**Your instructions**
Pick the lines holding the string "time" out of the records and copy them.

----------------------------------------

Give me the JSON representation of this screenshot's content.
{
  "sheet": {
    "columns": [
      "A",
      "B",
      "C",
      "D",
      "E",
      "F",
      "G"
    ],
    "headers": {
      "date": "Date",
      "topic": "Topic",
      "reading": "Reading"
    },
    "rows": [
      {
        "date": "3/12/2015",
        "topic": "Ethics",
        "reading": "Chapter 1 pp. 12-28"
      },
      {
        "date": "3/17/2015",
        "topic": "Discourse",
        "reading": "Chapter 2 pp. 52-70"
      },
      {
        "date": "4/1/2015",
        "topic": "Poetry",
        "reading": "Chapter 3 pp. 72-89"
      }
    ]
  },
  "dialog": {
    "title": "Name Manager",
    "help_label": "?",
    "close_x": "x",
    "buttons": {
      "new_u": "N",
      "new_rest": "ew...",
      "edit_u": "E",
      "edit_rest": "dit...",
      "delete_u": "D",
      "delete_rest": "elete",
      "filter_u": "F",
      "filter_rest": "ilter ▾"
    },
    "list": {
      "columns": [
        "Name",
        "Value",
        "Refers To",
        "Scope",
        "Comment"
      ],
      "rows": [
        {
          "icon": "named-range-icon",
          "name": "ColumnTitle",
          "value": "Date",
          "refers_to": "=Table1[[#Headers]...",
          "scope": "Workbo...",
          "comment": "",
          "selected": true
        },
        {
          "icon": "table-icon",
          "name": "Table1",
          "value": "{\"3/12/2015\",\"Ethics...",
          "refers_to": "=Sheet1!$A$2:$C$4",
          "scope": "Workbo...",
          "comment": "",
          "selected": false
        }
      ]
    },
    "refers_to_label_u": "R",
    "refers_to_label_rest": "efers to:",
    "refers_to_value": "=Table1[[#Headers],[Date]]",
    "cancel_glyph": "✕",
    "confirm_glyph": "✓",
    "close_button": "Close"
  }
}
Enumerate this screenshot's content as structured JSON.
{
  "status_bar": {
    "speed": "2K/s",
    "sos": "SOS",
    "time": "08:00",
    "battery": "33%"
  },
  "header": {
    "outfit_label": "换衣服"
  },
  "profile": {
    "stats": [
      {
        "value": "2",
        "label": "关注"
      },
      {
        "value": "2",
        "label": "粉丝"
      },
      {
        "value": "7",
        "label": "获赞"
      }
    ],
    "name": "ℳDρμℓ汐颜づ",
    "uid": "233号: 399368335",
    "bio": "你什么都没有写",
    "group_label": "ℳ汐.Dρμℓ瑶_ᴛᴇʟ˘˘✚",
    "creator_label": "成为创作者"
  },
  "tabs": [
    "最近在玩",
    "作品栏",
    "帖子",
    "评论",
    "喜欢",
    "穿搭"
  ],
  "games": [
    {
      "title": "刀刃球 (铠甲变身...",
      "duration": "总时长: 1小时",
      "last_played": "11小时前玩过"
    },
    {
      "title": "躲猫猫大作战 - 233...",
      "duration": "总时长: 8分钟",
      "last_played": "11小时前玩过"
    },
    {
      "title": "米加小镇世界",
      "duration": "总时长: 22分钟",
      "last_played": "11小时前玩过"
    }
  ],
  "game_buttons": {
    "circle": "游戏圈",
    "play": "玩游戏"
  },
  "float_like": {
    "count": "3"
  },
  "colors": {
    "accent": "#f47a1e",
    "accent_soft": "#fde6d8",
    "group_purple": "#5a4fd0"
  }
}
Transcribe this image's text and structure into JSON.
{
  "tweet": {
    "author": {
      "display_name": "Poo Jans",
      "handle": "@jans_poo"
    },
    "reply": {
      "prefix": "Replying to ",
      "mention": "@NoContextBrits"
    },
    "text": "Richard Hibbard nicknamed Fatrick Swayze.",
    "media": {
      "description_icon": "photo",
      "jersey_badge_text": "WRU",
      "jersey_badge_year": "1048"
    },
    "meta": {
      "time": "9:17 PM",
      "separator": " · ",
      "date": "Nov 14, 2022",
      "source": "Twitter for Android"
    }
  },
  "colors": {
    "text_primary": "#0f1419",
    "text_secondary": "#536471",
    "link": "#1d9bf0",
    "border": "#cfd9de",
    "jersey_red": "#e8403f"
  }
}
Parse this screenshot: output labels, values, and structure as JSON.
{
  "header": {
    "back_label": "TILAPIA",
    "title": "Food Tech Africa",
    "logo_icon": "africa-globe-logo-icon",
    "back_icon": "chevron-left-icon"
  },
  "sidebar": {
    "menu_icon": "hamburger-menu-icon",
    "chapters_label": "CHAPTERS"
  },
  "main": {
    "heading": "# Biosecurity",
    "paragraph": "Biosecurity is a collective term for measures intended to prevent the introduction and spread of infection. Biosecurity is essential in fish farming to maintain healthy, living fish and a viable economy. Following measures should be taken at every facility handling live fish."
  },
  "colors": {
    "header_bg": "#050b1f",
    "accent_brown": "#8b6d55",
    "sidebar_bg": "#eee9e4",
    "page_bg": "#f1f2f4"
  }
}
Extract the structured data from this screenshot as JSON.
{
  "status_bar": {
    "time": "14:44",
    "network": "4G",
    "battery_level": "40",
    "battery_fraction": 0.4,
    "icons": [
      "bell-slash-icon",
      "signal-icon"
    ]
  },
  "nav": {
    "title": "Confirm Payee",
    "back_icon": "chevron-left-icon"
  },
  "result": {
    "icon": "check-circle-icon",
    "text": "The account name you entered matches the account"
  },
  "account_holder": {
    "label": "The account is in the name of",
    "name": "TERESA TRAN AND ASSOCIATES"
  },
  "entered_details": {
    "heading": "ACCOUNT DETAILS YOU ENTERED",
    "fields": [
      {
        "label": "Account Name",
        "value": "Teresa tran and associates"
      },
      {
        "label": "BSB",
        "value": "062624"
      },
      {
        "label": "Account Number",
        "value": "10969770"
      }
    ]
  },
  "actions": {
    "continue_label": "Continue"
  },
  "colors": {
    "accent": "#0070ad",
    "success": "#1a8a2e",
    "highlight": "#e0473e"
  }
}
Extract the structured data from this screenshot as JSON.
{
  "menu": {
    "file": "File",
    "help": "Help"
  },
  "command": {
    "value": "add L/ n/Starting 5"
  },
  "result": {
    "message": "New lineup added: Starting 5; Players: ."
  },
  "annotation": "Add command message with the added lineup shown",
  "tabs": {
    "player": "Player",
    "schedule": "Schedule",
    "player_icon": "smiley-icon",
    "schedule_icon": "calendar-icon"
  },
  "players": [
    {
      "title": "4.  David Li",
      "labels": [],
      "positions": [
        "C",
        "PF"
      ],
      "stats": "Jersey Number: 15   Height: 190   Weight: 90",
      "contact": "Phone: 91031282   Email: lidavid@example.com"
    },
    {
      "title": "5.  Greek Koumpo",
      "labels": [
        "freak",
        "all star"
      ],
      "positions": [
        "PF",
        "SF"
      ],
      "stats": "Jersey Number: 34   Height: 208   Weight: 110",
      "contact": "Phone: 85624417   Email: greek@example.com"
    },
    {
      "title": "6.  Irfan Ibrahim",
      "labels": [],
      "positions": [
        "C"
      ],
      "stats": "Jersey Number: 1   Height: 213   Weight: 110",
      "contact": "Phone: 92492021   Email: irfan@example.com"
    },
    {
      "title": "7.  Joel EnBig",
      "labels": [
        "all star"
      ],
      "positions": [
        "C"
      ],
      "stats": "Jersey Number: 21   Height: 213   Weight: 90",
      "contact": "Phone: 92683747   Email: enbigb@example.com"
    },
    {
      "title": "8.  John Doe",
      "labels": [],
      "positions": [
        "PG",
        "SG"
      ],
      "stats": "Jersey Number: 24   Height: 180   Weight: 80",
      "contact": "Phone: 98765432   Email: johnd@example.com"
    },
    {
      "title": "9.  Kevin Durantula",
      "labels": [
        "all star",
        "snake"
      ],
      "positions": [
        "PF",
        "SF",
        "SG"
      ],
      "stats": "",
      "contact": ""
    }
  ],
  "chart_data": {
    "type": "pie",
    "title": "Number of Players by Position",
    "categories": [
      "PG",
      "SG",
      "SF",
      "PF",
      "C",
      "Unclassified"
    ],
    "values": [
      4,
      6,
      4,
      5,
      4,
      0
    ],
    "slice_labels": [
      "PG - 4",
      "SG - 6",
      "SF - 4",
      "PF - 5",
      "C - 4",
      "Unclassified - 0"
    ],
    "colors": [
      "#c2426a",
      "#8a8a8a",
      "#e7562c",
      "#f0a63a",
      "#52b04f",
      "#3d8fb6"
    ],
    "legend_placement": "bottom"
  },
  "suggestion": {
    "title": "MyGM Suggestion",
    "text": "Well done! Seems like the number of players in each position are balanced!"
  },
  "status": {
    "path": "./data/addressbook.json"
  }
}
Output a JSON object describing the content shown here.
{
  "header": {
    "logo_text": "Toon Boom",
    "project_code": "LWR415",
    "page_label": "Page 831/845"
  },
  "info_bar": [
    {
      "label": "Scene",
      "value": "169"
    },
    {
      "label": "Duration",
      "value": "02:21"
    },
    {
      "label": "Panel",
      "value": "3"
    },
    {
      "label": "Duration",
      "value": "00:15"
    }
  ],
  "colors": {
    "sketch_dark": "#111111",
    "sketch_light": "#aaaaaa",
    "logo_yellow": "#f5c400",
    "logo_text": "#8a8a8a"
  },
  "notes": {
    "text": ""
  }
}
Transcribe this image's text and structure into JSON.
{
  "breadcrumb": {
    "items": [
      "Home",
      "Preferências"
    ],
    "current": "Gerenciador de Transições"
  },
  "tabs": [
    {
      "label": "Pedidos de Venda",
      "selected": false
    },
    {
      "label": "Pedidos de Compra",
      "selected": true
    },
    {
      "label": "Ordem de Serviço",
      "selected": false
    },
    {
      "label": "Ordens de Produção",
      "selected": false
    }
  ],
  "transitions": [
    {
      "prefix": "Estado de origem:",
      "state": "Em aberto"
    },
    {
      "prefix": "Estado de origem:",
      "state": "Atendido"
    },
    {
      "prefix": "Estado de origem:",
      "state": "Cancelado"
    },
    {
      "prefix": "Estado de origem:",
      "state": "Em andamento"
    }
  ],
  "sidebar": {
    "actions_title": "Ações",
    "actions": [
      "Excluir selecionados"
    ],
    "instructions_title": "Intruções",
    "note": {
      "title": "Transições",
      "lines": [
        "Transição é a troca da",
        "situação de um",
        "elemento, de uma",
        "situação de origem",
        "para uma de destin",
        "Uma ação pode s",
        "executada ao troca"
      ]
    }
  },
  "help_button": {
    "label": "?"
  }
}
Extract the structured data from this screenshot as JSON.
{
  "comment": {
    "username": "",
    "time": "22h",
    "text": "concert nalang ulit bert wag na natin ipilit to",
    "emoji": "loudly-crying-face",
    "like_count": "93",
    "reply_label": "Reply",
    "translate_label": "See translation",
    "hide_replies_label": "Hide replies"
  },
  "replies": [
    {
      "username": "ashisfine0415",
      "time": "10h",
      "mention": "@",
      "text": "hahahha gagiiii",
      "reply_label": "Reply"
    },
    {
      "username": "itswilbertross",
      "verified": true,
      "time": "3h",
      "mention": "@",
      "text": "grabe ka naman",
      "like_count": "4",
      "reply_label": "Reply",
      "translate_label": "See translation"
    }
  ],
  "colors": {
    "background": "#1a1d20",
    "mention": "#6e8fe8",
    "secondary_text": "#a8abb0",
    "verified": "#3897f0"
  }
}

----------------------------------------

**Task response**
    "time": "08:00",
      "time": "9:17 PM",
    "time": "14:44",
    "time": "22h",
      "time": "10h",
      "time": "3h",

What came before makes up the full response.